“I guess the gun was for me, but nothing ever happened because my aunts and them were there, and they kinda got the situation under control.”
Months later, after Kevin had been shot and Jeffrey Johnson was awaiting trial, Michael May claimed Jeffrey was hardly the victimized upstanding citizen portrayed in earlier Chronicle articles.
“He would terrorize us and chase us. Block the only way we would have home. And one day me and my cousin, she’s like 4 years older than me, and at this time, like I said I’m in second grade, we literally ran blocks and blocks to get away from him and was trapped from getting home because he had our way of getting home blocked. …These are things you never forget, these are things that devastated our family,” he said.
But Jeffrey was later convicted of 1st degree murder and sentenced to life in prison. Once inside at Jackson Correctional Facility, he later had an encounter with Truman May who happened to be serving time at the same facility, also for murder. Truman recalls the encounter probably happened around 1995-96. The two were later placed in separate facilities once their volatile shared history became known.
“Now you gotta know what’s going through my mind, right? I’m furious, right? I was so mad, I had tears in my eyes.
“I went to the phone. Called my mother. I said ‘He’s here, ma. So you know what I’m fixin to do’. I got my cousins with me [in Jackson]. Four of them. They got natural life (prison sentences) so they got nothing to lose. You know what my mother told me? Leave him alone. So. You know how I felt. But I had to sit down, and think, because that’s her son. And if my mother told me to leave him alone, I gotta leave him alone.”
Truman said he thinks his mother could have made the decision out of fear that if he killed Jeffrey inside prison then the crime would easily be traced back to him and he would never be released. But his four cousins, all of whom had natural life sentences (two have since died while in prison) had no chance of ever getting out and felt they had nothing to lose.
“But they had to do it [obey Truman’s mother], because she said.”
What Truman remembers most, however, is what Jeffrey said to him.
“The guy told me he was sorry. I told him look, my mother told me to leave you alone. And he said could you tell your mother I’m sorry.
“But now you’re saying you didn’t do nothing.”
“Our family ain’t no rude, harsh people. We know the guy’s done 40 years. We’re not saying keep him in there, or kill him. We’re not saying that. Tell the truth though.”
After Kevin’s murder, Truman recalled it was his father who may have taken his son’s death the hardest.
“His whole demeanor changed…I never in my life seen my father cry until that day. Never in my life. And I know that’s what killed him. Started drinking a little more. My father wasn’t even 50 when he died. My father was 47. I seen it suck the life out of him. Jeffrey don’t know; you killed the man’s whole inside.
“Two days later he bought a house for almost $100,000. He said, ‘I can’t live here.’ He moved. Packed up everything.”
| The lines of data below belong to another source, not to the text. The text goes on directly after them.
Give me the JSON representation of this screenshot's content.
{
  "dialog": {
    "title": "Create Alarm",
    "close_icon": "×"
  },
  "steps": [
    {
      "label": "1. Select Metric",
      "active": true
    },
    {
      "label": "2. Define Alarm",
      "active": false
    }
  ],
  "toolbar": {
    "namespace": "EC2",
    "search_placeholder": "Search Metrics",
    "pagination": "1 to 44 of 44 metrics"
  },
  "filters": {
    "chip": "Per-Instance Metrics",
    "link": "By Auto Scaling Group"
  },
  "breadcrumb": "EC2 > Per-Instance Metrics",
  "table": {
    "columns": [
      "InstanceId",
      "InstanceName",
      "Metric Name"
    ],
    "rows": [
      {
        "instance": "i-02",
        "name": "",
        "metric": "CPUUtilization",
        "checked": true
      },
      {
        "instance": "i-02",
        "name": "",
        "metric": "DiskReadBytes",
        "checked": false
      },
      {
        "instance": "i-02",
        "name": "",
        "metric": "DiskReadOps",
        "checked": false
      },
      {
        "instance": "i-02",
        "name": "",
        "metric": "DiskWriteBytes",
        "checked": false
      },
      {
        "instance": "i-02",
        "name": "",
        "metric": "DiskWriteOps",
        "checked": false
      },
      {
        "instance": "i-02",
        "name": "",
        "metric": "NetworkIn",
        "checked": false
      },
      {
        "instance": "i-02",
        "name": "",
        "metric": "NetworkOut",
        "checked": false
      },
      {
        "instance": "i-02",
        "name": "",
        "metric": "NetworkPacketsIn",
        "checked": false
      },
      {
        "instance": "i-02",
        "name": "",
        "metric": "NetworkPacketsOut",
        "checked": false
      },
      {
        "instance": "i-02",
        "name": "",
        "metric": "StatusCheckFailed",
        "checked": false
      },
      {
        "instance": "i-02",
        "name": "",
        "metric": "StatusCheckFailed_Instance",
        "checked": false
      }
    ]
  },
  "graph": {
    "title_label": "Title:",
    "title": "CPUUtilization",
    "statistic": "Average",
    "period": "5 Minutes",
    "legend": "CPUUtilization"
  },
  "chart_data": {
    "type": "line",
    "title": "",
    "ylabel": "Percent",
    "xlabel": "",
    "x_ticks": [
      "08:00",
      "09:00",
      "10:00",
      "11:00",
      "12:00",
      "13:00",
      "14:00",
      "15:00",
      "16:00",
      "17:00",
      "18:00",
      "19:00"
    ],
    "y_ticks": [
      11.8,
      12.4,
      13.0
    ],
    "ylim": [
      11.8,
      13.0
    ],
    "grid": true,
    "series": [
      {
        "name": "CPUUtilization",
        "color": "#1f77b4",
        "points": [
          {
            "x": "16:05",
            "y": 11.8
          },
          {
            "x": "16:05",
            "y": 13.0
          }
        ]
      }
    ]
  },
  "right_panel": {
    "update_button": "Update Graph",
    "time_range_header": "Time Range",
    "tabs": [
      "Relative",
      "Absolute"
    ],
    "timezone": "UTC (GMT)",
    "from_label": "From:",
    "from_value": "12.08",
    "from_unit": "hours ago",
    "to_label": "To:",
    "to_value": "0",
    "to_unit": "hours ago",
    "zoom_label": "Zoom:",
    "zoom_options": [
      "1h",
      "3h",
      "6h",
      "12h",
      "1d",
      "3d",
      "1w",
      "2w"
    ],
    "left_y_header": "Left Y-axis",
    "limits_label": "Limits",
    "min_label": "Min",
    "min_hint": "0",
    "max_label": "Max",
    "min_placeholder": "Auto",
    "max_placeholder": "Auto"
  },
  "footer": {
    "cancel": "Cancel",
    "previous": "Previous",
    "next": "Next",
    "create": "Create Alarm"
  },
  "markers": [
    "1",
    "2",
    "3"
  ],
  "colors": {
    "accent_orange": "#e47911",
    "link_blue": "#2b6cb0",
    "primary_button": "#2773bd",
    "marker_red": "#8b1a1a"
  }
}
For Michael May, only 7 years old at the time, Jeffrey’s incarceration was the only thing that gave him some measure of peace, and he doesn’t think Jeffrey should ever be released.
“Once he got locked up I was able to sleep. Because I was always thinking Jeffrey’s going to come through the window and kill us. These are things that I grew up thinking until I knew he was locked up and behind bars.”